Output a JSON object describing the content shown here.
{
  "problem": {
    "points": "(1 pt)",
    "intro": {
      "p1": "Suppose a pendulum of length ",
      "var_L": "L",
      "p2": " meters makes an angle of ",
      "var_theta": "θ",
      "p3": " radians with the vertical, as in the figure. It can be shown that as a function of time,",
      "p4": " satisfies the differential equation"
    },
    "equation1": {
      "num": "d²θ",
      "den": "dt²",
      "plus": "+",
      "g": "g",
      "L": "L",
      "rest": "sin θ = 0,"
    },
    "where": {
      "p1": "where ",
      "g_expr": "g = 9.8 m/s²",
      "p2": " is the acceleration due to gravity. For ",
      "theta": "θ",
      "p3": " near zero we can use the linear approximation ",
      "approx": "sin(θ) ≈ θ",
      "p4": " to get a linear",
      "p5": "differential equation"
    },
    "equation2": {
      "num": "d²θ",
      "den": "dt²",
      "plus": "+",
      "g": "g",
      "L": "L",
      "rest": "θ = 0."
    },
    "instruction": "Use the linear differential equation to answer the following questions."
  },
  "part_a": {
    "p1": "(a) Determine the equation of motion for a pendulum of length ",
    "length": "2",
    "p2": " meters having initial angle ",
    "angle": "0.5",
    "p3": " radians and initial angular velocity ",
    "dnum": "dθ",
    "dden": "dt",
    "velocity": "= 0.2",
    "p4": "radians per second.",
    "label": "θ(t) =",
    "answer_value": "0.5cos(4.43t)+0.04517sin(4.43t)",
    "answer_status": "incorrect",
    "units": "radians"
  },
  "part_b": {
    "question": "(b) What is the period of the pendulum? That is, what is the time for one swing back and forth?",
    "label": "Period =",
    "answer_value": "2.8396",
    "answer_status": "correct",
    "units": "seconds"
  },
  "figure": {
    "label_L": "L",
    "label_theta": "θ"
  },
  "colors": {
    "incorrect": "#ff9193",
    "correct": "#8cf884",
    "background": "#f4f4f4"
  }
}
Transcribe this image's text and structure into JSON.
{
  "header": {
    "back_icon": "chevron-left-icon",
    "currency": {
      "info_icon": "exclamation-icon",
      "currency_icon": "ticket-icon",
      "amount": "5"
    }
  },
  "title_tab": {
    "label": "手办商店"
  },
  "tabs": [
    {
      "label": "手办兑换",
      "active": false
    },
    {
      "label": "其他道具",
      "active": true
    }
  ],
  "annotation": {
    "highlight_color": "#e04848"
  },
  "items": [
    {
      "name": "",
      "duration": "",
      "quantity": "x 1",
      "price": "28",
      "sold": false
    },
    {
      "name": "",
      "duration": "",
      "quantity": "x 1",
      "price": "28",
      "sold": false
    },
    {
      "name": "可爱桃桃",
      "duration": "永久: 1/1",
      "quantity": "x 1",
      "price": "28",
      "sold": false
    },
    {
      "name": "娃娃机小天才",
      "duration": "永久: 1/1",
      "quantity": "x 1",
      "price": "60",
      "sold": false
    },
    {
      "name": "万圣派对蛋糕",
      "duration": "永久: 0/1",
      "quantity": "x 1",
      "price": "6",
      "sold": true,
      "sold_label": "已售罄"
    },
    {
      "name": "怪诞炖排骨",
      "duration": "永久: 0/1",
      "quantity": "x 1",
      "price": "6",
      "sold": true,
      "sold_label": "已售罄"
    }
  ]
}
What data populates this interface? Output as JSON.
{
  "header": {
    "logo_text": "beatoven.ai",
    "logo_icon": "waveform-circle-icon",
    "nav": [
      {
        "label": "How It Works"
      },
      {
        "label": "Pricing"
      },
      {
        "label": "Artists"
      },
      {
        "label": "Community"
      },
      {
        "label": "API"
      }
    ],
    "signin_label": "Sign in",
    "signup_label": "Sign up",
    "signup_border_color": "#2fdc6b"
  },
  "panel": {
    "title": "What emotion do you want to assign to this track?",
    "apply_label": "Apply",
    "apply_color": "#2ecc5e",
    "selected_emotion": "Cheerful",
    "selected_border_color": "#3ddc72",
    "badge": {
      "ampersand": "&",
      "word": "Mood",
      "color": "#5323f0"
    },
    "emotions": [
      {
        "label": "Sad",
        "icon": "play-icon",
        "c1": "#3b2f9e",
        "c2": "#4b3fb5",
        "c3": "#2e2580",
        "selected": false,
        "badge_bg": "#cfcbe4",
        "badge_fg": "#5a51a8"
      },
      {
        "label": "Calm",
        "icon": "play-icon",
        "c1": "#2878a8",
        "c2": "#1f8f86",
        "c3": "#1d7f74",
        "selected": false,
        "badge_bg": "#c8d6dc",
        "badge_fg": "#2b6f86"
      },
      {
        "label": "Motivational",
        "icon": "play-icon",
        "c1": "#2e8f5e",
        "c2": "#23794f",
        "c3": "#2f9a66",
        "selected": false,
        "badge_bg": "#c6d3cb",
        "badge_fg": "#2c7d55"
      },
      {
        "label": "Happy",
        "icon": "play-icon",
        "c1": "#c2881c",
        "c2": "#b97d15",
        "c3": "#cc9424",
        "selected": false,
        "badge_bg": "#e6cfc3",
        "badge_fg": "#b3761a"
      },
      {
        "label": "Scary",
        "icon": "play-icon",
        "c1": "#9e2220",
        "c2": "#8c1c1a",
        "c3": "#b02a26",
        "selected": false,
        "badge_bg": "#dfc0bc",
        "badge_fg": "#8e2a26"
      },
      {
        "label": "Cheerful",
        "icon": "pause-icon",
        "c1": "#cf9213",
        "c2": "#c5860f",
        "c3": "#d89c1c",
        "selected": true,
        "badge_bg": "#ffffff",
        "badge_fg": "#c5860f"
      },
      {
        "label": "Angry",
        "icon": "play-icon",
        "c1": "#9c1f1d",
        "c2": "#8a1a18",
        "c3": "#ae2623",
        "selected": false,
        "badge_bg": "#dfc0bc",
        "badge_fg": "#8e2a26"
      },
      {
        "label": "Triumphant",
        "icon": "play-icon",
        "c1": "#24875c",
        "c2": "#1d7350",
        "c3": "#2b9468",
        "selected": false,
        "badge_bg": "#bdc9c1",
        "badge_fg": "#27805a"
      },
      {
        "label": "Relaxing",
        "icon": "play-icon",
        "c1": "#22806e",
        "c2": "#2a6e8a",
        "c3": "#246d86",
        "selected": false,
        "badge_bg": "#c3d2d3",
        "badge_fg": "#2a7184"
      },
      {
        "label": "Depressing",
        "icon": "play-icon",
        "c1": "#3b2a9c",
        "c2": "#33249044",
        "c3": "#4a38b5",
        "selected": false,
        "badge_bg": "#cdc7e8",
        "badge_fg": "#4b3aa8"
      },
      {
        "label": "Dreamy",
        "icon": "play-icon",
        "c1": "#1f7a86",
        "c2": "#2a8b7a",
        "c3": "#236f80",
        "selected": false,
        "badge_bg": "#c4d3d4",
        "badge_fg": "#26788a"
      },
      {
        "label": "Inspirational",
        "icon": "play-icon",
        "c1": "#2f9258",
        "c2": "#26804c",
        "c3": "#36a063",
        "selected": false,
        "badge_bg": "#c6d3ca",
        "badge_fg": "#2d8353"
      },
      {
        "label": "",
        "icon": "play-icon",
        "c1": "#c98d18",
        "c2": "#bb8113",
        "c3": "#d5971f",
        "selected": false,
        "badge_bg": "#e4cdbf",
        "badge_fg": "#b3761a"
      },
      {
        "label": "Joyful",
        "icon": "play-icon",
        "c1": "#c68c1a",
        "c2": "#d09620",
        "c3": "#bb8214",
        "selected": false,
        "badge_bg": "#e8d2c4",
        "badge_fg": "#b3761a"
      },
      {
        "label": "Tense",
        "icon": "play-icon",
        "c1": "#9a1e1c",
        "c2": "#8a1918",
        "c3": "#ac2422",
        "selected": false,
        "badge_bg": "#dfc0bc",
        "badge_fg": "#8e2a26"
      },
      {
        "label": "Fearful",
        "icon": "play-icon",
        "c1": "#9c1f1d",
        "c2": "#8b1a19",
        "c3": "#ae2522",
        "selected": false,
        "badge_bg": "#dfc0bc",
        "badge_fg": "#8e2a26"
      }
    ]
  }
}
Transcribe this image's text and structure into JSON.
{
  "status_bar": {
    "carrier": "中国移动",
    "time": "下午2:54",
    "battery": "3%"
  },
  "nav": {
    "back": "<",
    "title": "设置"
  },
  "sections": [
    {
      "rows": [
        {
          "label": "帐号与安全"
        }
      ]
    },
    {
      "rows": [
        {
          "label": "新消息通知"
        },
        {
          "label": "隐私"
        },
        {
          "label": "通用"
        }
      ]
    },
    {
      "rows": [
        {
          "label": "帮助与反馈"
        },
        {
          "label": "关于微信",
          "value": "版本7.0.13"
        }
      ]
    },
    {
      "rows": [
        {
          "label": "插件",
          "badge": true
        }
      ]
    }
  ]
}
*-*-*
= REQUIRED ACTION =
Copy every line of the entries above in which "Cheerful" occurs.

= RESPONSE TO THE EXERCISE =
    "selected_emotion": "Cheerful",
        "label": "Cheerful",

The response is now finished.